Recognizing an opportunity to benefit both his new protege and his longtime dance partner, Dennis encourages the virginal Flowers to get to know the more experienced Morgan. Flowers soon proclaims himself in love, but Morgan is involved—in more than one sense of the term—with bullying ex-cop Reg Drummond (Michael Tolaydo), the company’s one-man crime wave. Drummond deals firearms to the Chinese communists—embodied by the unit’s mute and secretly mutinous servants Lee (Franklin Dam) and Cheng (Leonard Wu)—and he suspects that the clueless Flowers is actually a spy investigating the gun-running.

All this and more is revealed in the first act, which runs some 90 minutes and verges on the exhausting. The heavy load of exposition arrives in pieces and bits, which alternate dialogue, musical numbers—lyrics by Nichols, music by Denis King—and letters read directly to the audience. Perhaps Studio’s imaginative production draws on the London revival, but the original 1977 production probably wasn’t this hip. (The 1982 film derived from it certainly wasn’t.) The narrative montage and rapid shifts in tone recall Zinoman’s stagings of two complex Tom Stoppard plays, The Invention of Love (last year) and especially Indian Ink (in 1999).

Although it recounts a bloody assault, a shameful betrayal, and a predictable heartwarming resolution to one Song and Dance Unit member’s big problem, the second act is shorter and sprightlier. It opens with Dennis mimicking Noel Coward to deliver the evening’s sharpest ditty, an ode to the defeated post-WWII spirit of the officially victorious British. Venerable music-hall routines are echoed both on and off the Song and Dance Unit’s stage, with Nichols even offering a variation on the old one-step-forward gag. The debt to film technique is more pronounced in this act than the first: The repatriating Brits find themselves the subjects of a newsreel announcer’s commentary, and the play ends with a flash-forward, economically conjured with costumes and a single prop.

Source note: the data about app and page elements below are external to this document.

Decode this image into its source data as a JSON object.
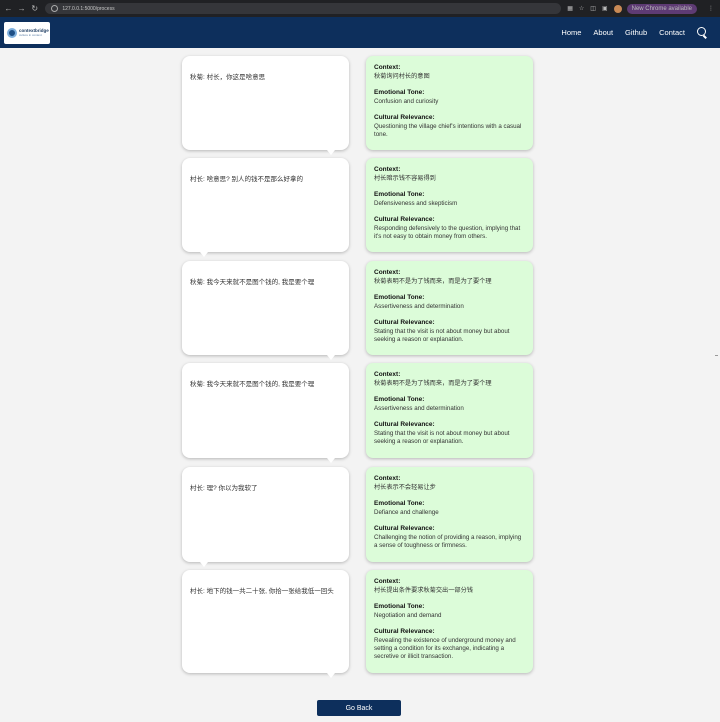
{
  "browser": {
    "url": "127.0.0.1:5000/process",
    "update_label": "New Chrome available"
  },
  "header": {
    "logo_name": "contextbridge",
    "logo_tagline": "culture in context",
    "nav": [
      "Home",
      "About",
      "Github",
      "Contact"
    ]
  },
  "labels": {
    "context": "Context:",
    "tone": "Emotional Tone:",
    "relevance": "Cultural Relevance:"
  },
  "rows": [
    {
      "line": "秋菊: 村长，你这是啥意思",
      "context": "秋菊询问村长的意图",
      "tone": "Confusion and curiosity",
      "relevance": "Questioning the village chief's intentions with a casual tone."
    },
    {
      "line": "村长: 啥意思? 别人的钱不是那么好拿的",
      "context": "村长暗示钱不容易得到",
      "tone": "Defensiveness and skepticism",
      "relevance": "Responding defensively to the question, implying that it's not easy to obtain money from others."
    },
    {
      "line": "秋菊: 我今天来就不是图个钱的, 我是要个理",
      "context": "秋菊表明不是为了钱而来，而是为了要个理",
      "tone": "Assertiveness and determination",
      "relevance": "Stating that the visit is not about money but about seeking a reason or explanation."
    },
    {
      "line": "秋菊: 我今天来就不是图个钱的, 我是要个理",
      "context": "秋菊表明不是为了钱而来，而是为了要个理",
      "tone": "Assertiveness and determination",
      "relevance": "Stating that the visit is not about money but about seeking a reason or explanation."
    },
    {
      "line": "村长: 理? 你以为我软了",
      "context": "村长表示不会轻易让步",
      "tone": "Defiance and challenge",
      "relevance": "Challenging the notion of providing a reason, implying a sense of toughness or firmness."
    },
    {
      "line": "村长: 地下的钱一共二十张, 你拾一张给我低一回头",
      "context": "村长提出条件要求秋菊交出一部分钱",
      "tone": "Negotiation and demand",
      "relevance": "Revealing the existence of underground money and setting a condition for its exchange, indicating a secretive or illicit transaction."
    }
  ],
  "go_back": "Go Back"
}
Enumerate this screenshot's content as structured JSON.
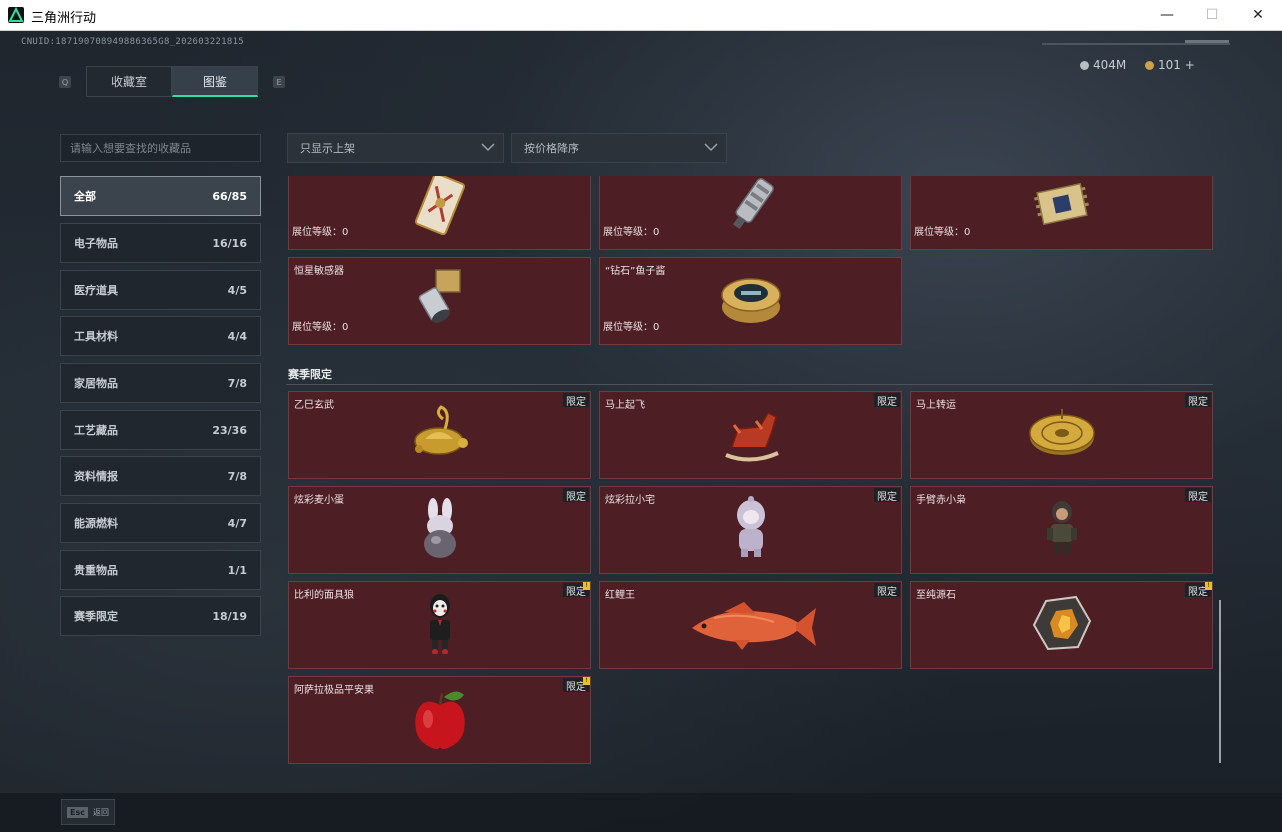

For Americans who remember our own country’s misadventure in Southeast Asia—and the many theatrical and cinematic reactions to it—Privates on Parade won’t detonate any political warheads. Flack’s clipped tones are distinctly English, but his imperialist neurosis is all too familiar. As for the sight of men wearing dresses, these days that’s about as provocative as questioning Britain’s right to rule Singapore and Hong Kong. Happily, Studio’s production is much sassier than the play itself. (It even illustrates the nudge-nudge-wink-wink title with three separate instances of full-frontal nudity.) The skilled cast and crew can’t make Privates on Parade subversive, but they do provide a pulse to a show that could have been merely a theatrical museum piece. CP